> _Action item_:
Answer with a number only: how many lines of the entries below contain the word "Network"?

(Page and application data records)
┄┄┄┄┄┄
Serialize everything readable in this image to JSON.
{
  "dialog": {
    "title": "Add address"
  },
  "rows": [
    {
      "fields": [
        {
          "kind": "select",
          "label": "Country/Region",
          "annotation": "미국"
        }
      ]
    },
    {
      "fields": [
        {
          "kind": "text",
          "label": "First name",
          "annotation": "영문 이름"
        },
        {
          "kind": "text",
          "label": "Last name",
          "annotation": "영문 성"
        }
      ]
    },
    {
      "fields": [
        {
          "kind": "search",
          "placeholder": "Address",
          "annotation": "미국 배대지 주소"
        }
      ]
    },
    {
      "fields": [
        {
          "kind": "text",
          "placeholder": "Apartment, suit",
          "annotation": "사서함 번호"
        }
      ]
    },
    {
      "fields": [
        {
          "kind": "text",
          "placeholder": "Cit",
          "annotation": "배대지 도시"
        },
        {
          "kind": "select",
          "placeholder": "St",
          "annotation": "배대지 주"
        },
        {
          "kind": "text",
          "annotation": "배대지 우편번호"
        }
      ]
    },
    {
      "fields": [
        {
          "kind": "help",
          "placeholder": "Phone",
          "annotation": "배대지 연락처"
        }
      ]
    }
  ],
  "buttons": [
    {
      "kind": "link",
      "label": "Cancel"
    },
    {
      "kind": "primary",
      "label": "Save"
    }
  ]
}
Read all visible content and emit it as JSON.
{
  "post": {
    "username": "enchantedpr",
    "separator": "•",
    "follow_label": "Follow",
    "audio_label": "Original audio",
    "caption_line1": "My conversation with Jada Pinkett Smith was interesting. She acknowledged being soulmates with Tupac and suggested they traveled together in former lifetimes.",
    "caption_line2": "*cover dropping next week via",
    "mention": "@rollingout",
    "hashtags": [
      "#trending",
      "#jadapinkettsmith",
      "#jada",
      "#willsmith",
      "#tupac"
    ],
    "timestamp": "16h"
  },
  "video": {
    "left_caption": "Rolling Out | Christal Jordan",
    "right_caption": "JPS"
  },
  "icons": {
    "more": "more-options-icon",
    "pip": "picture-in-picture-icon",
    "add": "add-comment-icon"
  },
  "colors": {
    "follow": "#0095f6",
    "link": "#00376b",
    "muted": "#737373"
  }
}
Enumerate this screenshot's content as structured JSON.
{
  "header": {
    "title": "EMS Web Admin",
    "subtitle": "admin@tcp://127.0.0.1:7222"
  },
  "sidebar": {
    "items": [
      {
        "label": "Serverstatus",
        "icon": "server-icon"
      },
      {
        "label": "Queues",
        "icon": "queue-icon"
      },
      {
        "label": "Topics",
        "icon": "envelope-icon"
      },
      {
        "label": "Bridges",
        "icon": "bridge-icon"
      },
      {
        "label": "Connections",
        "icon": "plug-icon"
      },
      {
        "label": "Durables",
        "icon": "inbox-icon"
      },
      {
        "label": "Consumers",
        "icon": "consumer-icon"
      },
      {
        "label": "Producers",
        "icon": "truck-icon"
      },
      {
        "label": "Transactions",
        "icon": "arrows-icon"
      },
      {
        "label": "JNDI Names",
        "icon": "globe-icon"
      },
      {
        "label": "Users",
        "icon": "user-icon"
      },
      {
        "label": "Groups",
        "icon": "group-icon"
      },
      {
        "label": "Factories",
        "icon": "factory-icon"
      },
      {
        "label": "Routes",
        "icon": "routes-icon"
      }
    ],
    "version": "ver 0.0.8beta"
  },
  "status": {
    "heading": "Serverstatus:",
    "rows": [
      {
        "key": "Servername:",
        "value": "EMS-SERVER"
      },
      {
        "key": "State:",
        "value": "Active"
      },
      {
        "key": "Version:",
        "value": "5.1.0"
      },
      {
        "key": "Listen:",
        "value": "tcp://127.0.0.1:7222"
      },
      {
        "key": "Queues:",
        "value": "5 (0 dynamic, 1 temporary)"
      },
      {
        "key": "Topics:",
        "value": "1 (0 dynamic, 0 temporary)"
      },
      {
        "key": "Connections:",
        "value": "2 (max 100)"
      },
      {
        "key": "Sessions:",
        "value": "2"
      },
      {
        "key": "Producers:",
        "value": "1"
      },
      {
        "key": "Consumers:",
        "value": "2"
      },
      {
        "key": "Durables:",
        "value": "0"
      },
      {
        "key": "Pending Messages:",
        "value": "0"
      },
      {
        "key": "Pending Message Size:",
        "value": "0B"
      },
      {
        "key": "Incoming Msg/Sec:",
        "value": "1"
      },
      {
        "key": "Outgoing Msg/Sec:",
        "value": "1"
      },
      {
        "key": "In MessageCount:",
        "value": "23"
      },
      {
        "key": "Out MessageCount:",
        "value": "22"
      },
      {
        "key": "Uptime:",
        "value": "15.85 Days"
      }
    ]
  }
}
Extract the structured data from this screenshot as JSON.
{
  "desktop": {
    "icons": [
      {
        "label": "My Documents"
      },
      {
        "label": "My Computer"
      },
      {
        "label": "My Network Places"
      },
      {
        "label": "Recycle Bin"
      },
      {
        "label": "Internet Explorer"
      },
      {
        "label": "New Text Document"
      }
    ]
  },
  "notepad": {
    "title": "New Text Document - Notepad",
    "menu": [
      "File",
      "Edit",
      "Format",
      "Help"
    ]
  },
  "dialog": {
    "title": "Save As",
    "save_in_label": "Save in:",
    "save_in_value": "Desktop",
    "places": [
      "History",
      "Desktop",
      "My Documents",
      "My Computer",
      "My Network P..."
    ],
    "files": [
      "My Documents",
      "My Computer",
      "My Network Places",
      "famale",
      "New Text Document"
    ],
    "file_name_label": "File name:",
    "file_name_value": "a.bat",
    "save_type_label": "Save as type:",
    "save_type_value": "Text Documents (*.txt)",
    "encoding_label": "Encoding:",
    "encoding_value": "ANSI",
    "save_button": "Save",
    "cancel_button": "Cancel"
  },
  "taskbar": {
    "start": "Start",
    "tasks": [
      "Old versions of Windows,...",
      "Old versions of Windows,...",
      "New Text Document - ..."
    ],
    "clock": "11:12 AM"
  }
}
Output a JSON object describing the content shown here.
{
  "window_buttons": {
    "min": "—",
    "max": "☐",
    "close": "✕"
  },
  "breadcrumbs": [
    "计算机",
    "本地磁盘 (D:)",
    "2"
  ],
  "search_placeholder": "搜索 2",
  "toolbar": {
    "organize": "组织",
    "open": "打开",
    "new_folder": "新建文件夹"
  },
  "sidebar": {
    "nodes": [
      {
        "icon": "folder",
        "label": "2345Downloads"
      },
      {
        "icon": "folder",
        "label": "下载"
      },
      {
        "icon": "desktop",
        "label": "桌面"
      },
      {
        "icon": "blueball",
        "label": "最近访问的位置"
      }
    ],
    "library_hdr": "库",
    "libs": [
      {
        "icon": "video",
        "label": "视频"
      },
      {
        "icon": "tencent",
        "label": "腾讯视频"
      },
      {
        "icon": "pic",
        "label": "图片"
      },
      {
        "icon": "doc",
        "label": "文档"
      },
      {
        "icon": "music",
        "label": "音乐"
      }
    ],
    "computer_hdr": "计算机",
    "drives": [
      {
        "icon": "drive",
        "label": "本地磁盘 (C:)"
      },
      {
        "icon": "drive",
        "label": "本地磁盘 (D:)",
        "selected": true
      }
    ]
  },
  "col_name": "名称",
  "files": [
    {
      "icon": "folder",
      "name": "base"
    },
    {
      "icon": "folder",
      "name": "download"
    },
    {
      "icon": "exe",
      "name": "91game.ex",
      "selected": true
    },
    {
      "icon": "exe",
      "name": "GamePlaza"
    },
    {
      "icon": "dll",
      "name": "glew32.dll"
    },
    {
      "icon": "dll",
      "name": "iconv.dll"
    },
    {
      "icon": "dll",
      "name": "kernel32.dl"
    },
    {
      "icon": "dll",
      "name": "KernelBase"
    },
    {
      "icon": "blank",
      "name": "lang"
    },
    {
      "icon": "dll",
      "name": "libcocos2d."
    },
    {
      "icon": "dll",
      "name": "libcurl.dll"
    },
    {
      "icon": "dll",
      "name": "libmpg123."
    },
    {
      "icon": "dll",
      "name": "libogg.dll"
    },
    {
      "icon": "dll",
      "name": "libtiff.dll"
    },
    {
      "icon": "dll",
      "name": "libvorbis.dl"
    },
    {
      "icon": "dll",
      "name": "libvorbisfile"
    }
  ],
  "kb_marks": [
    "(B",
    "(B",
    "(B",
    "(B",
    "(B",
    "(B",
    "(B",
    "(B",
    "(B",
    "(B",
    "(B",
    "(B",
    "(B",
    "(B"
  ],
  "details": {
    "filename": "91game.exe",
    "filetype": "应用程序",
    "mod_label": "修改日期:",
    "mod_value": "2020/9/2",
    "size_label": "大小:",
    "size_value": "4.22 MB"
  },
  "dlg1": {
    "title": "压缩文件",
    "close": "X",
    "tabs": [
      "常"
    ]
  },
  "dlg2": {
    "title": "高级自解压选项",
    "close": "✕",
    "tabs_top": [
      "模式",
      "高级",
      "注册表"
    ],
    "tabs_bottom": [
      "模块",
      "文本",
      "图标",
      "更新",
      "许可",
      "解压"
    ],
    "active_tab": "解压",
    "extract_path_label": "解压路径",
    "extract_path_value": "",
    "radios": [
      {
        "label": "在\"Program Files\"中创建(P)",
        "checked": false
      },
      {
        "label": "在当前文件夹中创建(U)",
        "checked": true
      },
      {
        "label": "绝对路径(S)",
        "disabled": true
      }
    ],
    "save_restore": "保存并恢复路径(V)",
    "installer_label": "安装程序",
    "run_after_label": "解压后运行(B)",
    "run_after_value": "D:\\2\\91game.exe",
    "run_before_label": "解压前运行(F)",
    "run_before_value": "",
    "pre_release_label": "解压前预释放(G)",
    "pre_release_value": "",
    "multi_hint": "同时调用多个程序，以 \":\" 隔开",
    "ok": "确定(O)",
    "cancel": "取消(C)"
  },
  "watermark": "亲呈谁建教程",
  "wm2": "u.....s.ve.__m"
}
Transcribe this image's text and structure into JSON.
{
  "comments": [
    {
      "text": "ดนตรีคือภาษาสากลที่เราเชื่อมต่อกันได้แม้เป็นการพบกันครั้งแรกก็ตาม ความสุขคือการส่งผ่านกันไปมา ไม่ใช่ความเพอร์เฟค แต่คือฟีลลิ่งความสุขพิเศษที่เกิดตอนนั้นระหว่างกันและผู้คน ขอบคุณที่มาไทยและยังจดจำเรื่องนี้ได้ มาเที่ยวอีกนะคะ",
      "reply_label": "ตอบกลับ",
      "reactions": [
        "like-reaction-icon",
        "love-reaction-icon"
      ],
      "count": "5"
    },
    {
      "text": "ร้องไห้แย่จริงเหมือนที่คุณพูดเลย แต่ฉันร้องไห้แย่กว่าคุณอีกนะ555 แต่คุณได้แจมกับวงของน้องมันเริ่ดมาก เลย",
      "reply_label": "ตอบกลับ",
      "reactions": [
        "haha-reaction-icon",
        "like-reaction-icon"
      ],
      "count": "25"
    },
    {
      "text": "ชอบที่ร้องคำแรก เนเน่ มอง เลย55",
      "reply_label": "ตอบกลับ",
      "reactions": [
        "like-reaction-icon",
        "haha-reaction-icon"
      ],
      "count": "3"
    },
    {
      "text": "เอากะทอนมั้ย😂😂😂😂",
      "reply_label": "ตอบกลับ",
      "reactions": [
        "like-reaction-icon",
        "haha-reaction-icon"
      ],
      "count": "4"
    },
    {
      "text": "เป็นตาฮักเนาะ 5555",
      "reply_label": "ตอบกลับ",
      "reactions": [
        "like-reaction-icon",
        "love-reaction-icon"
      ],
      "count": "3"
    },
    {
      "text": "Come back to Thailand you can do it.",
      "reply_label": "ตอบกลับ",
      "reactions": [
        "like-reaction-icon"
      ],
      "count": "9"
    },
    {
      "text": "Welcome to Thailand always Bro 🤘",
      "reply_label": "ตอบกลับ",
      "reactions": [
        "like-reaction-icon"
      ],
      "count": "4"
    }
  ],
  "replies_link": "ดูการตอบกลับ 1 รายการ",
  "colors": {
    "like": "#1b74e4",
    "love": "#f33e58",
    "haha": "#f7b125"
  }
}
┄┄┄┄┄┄
> _Task result_:
3